Importance to Hebrews.
The capacity to survive in hard, rough country made the ass esp. valuable in E Mediterranean lands. It had a range of uses, including grinding corn by using the grindstone (
Significance in Biblical narrative.
C. W. Hume, The Status of Animals in the Christian Religion (1956); F. E. Zeuner, A History of Domesticated Animals (1963) ch. 15.
International Standard Bible Encyclopedia (1915)
(chamowr or chamor, compare Arabic chamar, apparently connected with Arabic root ’achmar, "red," but referred by some to root hamal, "to carry"; also, but less commonly, both in Hebrew and in Arabic, ’athon, Arabic ’atan, used in Arabic only of the females; pereh, or pere’, and `aradh, or `arodh, Arabic ’ard, "wild ass," and also `ayir, Arabic `air, "a young" or "wild ass").

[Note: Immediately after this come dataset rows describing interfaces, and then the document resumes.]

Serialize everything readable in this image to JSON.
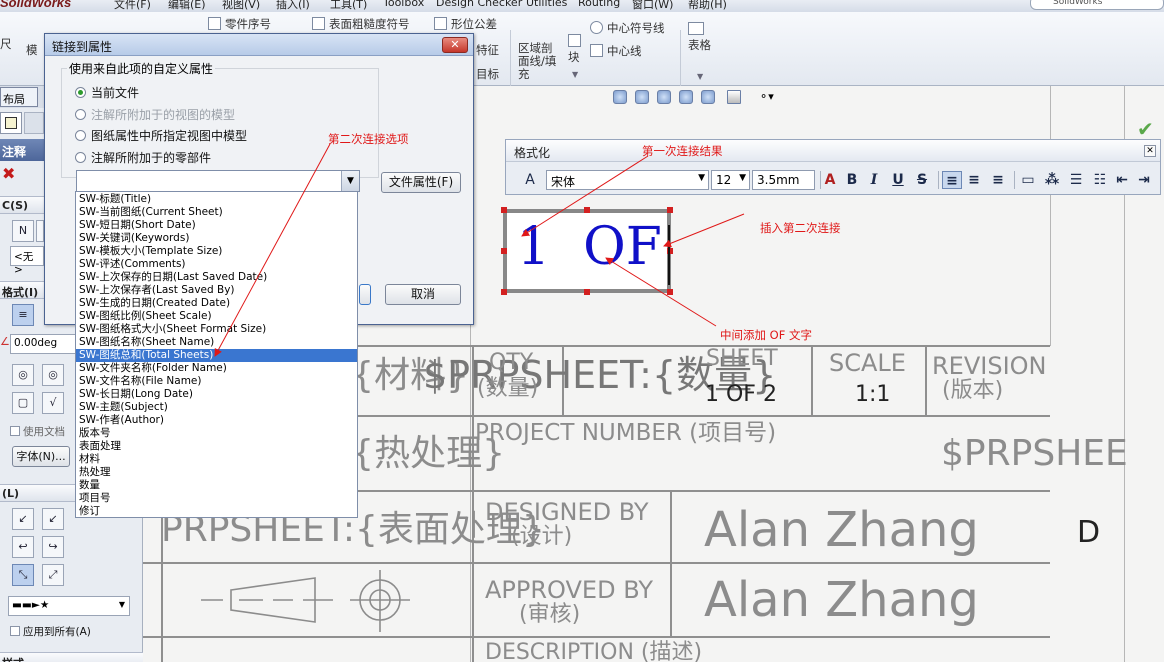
{
  "menubar": {
    "app_logo": "SolidWorks",
    "items": [
      "文件(F)",
      "编辑(E)",
      "视图(V)",
      "插入(I)",
      "工具(T)",
      "Toolbox",
      "Design Checker",
      "Utilities",
      "Routing",
      "窗口(W)",
      "帮助(H)"
    ],
    "search_placeholder": "SolidWorks"
  },
  "ribbon": {
    "partial_left_1": "尺",
    "partial_left_2": "模",
    "item_balloon": "零件序号",
    "item_surface": "表面粗糙度符号",
    "item_tolerance": "形位公差",
    "item_feature": "特征",
    "item_target": "目标",
    "item_section": "区域剖\n面线/填\n充",
    "item_block": "块",
    "item_center_mark": "中心符号线",
    "item_centerline": "中心线",
    "item_table": "表格"
  },
  "left_panel": {
    "tab_layout": "布局",
    "title": "注释",
    "section_c": "C(S)",
    "none_value": "<无>",
    "section_format": "格式(I)",
    "angle_value": "0.00deg",
    "use_doc_label": "使用文档",
    "font_button": "字体(N)...",
    "section_leader": "(L)",
    "apply_all_label": "应用到所有(A)",
    "section_bottom": "样式"
  },
  "dialog": {
    "title": "链接到属性",
    "group_label": "使用来自此项的自定义属性",
    "options": [
      {
        "label": "当前文件",
        "selected": true,
        "disabled": false
      },
      {
        "label": "注解所附加于的视图的模型",
        "selected": false,
        "disabled": true
      },
      {
        "label": "图纸属性中所指定视图中模型",
        "selected": false,
        "disabled": false
      },
      {
        "label": "注解所附加于的零部件",
        "selected": false,
        "disabled": false
      }
    ],
    "combo_value": "",
    "file_props_button": "文件属性(F)",
    "ok_button": "",
    "cancel_button": "取消",
    "dropdown_items": [
      "SW-标题(Title)",
      "SW-当前图纸(Current Sheet)",
      "SW-短日期(Short Date)",
      "SW-关键词(Keywords)",
      "SW-模板大小(Template Size)",
      "SW-评述(Comments)",
      "SW-上次保存的日期(Last Saved Date)",
      "SW-上次保存者(Last Saved By)",
      "SW-生成的日期(Created Date)",
      "SW-图纸比例(Sheet Scale)",
      "SW-图纸格式大小(Sheet Format Size)",
      "SW-图纸名称(Sheet Name)",
      "SW-图纸总和(Total Sheets)",
      "SW-文件夹名称(Folder Name)",
      "SW-文件名称(File Name)",
      "SW-长日期(Long Date)",
      "SW-主题(Subject)",
      "SW-作者(Author)",
      "版本号",
      "表面处理",
      "材料",
      "热处理",
      "数量",
      "项目号",
      "修订"
    ],
    "dropdown_selected_index": 12
  },
  "format_toolbar": {
    "title": "格式化",
    "font": "宋体",
    "size": "12",
    "height": "3.5mm",
    "icons": [
      "text-color-icon",
      "bold-icon",
      "italic-icon",
      "underline-icon",
      "strikethrough-icon",
      "align-left-icon",
      "align-center-icon",
      "align-right-icon",
      "frame-icon",
      "stack-icon",
      "bullets-icon",
      "numbering-icon",
      "indent-decrease-icon",
      "indent-increase-icon"
    ]
  },
  "text_box": {
    "content": "1  OF"
  },
  "title_block": {
    "row1_left": "T:{材料}",
    "row1_overlay": "$PRPSHEET:{数量}",
    "qty_label": "QTY",
    "qty_cn": "(数量)",
    "sheet_label": "SHEET",
    "sheet_value": "1 OF 2",
    "scale_label": "SCALE",
    "scale_value": "1:1",
    "revision_label": "REVISION",
    "revision_cn": "(版本)",
    "row2_left": "T:{热处理}",
    "project_label": "PROJECT  NUMBER (项目号)",
    "project_value": "$PRPSHEE",
    "row3_left": "PRPSHEET:{表面处理}",
    "designed_label": "DESIGNED BY",
    "designed_cn": "(设计)",
    "designer": "Alan Zhang",
    "size_letter": "D",
    "approved_label": "APPROVED BY",
    "approved_cn": "(审核)",
    "approver": "Alan Zhang",
    "description_label": "DESCRIPTION (描述)"
  },
  "annotations": {
    "second_link": "第二次连接选项",
    "first_result": "第一次连接结果",
    "insert_second": "插入第二次连接",
    "add_of": "中间添加 OF 文字"
  },
  "colors": {
    "annotation_red": "#e01818",
    "text_blue": "#1010c8",
    "selection_blue": "#3a76d0",
    "handle_red": "#d32020"
  }
}
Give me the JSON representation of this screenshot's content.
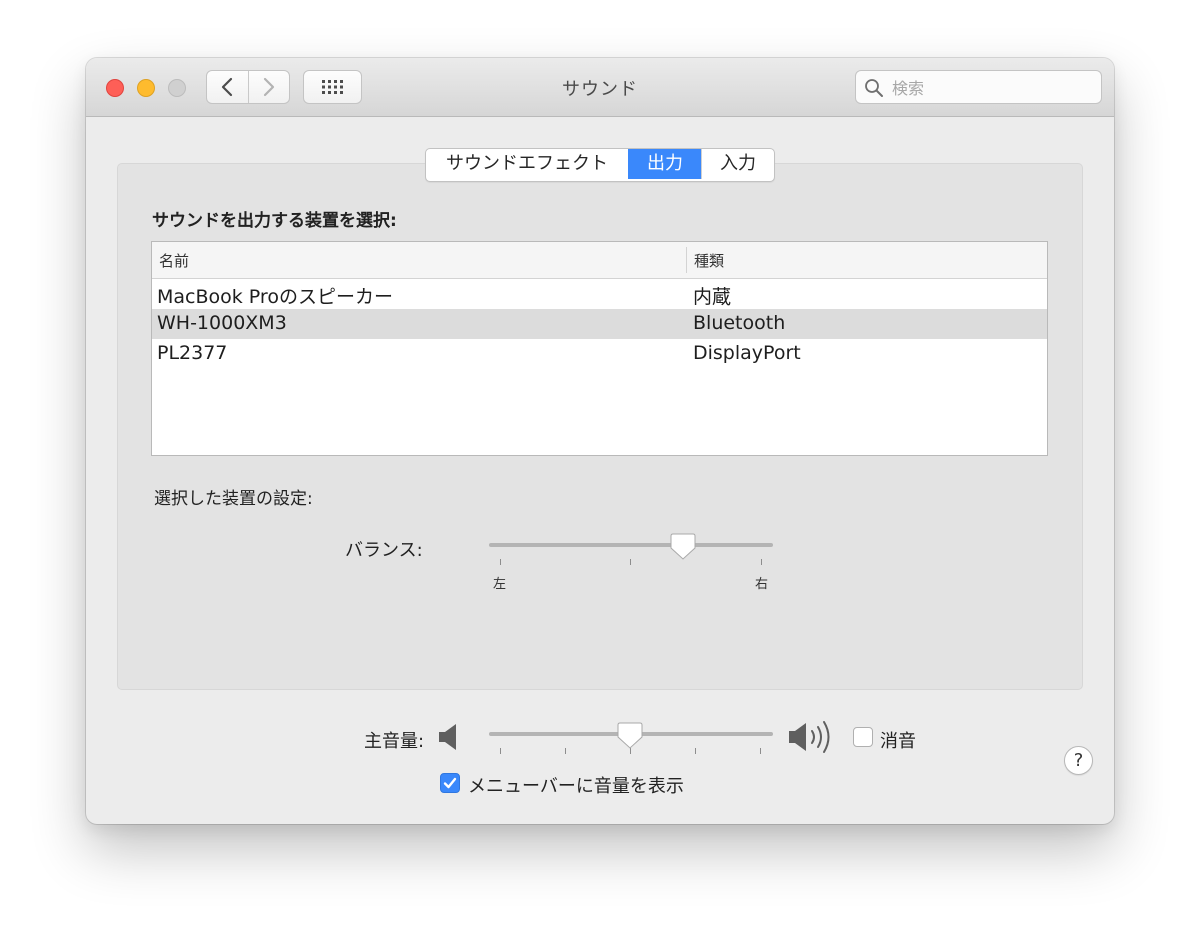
{
  "window": {
    "title": "サウンド",
    "search_placeholder": "検索"
  },
  "tabs": [
    {
      "label": "サウンドエフェクト",
      "active": false
    },
    {
      "label": "出力",
      "active": true
    },
    {
      "label": "入力",
      "active": false
    }
  ],
  "output": {
    "heading": "サウンドを出力する装置を選択:",
    "columns": {
      "name": "名前",
      "type": "種類"
    },
    "devices": [
      {
        "name": "MacBook Proのスピーカー",
        "type": "内蔵",
        "selected": false
      },
      {
        "name": "WH-1000XM3",
        "type": "Bluetooth",
        "selected": true
      },
      {
        "name": "PL2377",
        "type": "DisplayPort",
        "selected": false
      }
    ],
    "settings_label": "選択した装置の設定:",
    "balance": {
      "label": "バランス:",
      "left_label": "左",
      "right_label": "右",
      "value": 0.7
    },
    "help_label": "?"
  },
  "volume": {
    "label": "主音量:",
    "value": 0.5,
    "mute_label": "消音",
    "muted": false,
    "show_in_menubar_label": "メニューバーに音量を表示",
    "show_in_menubar": true
  },
  "colors": {
    "accent": "#3a88fb",
    "close": "#fe5f57",
    "minimize": "#febb2e"
  }
}
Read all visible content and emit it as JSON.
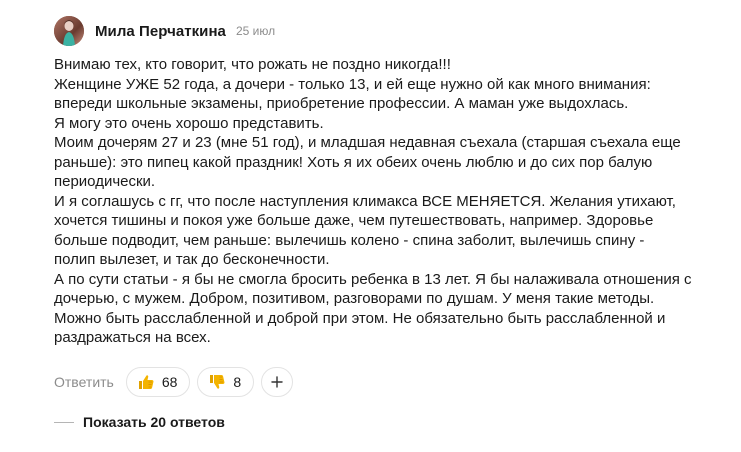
{
  "comment": {
    "author": "Мила Перчаткина",
    "date": "25 июл",
    "paragraphs": [
      "Внимаю тех, кто говорит, что рожать не поздно никогда!!!",
      "Женщине УЖЕ 52 года, а дочери - только 13, и ей еще нужно ой как много внимания:",
      "впереди школьные экзамены, приобретение профессии. А маман уже выдохлась.",
      "Я могу это очень хорошо представить.",
      "Моим дочерям 27 и 23 (мне 51 год), и младшая недавная съехала (старшая съехала еще",
      "раньше): это пипец какой праздник! Хоть я их обеих очень люблю и до сих пор балую",
      "периодически.",
      "И я соглашусь с гг, что после наступления климакса ВСЕ МЕНЯЕТСЯ. Желания утихают,",
      "хочется тишины и покоя уже больше даже, чем путешествовать, например. Здоровье",
      "больше подводит, чем раньше: вылечишь колено - спина заболит, вылечишь спину -",
      "полип вылезет, и так до бесконечности.",
      "А по сути статьи - я бы не смогла бросить ребенка в 13 лет. Я бы налаживала отношения с",
      "дочерью, с мужем. Добром, позитивом, разговорами по душам. У меня такие методы.",
      "Можно быть расслабленной и доброй при этом. Не обязательно быть расслабленной и",
      "раздражаться на всех."
    ]
  },
  "actions": {
    "reply_label": "Ответить",
    "like_icon": "thumbs-up-icon",
    "like_count": "68",
    "dislike_icon": "thumbs-down-icon",
    "dislike_count": "8",
    "add_reaction_icon": "plus-icon"
  },
  "replies": {
    "show_label": "Показать 20 ответов"
  },
  "colors": {
    "muted_text": "#8c8c8c",
    "border": "#e3e3e3",
    "reaction_yellow": "#f4b400"
  }
}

The name `arodh (
(1) Chamor is derived from the root which means, in all probability, "to carry a burden" (see Furst, Handworterbuch, ch-m-r ii), or "heap up." While no analogies are contained in the
(2) ’Athon, Assyrian ’atanu and Aramaic ’atana’, is derived from ’atha’ "to come," "go," etc. (Furst suggests that it may be derived from ’athan, Aramaic `adhan, "to be slender," "docile," etc.); ’athonoth tsechoroth, "red-white asses" (
(3) `Ayir, Arabic `airu ("male ass") used of the young and vigorous animal, is derived from the root `-y-r, "to go away," "escape through swiftness" (Hommel, Namen der Saugethiere, 121-23). This name is used as a parallel to beni ’athono (
(4) Pere’, "wild ass," is derived from the root which means "to run," suggestive of the animal’s swiftness. (5) `Arodh, is, in all probability, an Aramaic loan-word for the Hebrew pere’. The Targum uses `arodha’ and `aradha’.
From the references to these various names in the Old Testament it is clear that
(1) chamor was used for riding purposes:
(a) by men (
4. As a Domestic Animal:
Besides the use of the ass in agriculture and riding it was employed in the caravans of commerce, and sent even upon long expeditions through the desert. The ass is and always has been one of the most common domestic animals. It is a much more important animal in Bible lands than in England and America. The humblest peasant owned his own ass. It is associated throughout the Bible with peaceful pursuits (
As a domestic animal it preceded the horse, which was first introduced into Egypt by the Hyksos about 1800 BC. See Horse.
5. Figurative Uses in the Old Testament:
(1) chamorr garem, "an ass of strong bones," is used metaphorically of Issachar (
(2) Pere’ is used as a symbol of wildness (
6. Wider Use in Literature:
The ass (’athon) figures prominently in the Balaam story (
LITERATURE. G. A. Smith, Jerusalem, I, 307 ff; Gesenius’ and Furst’s Lexicons to the Old Testament; articles in Encyclopedia Biblica and HDB.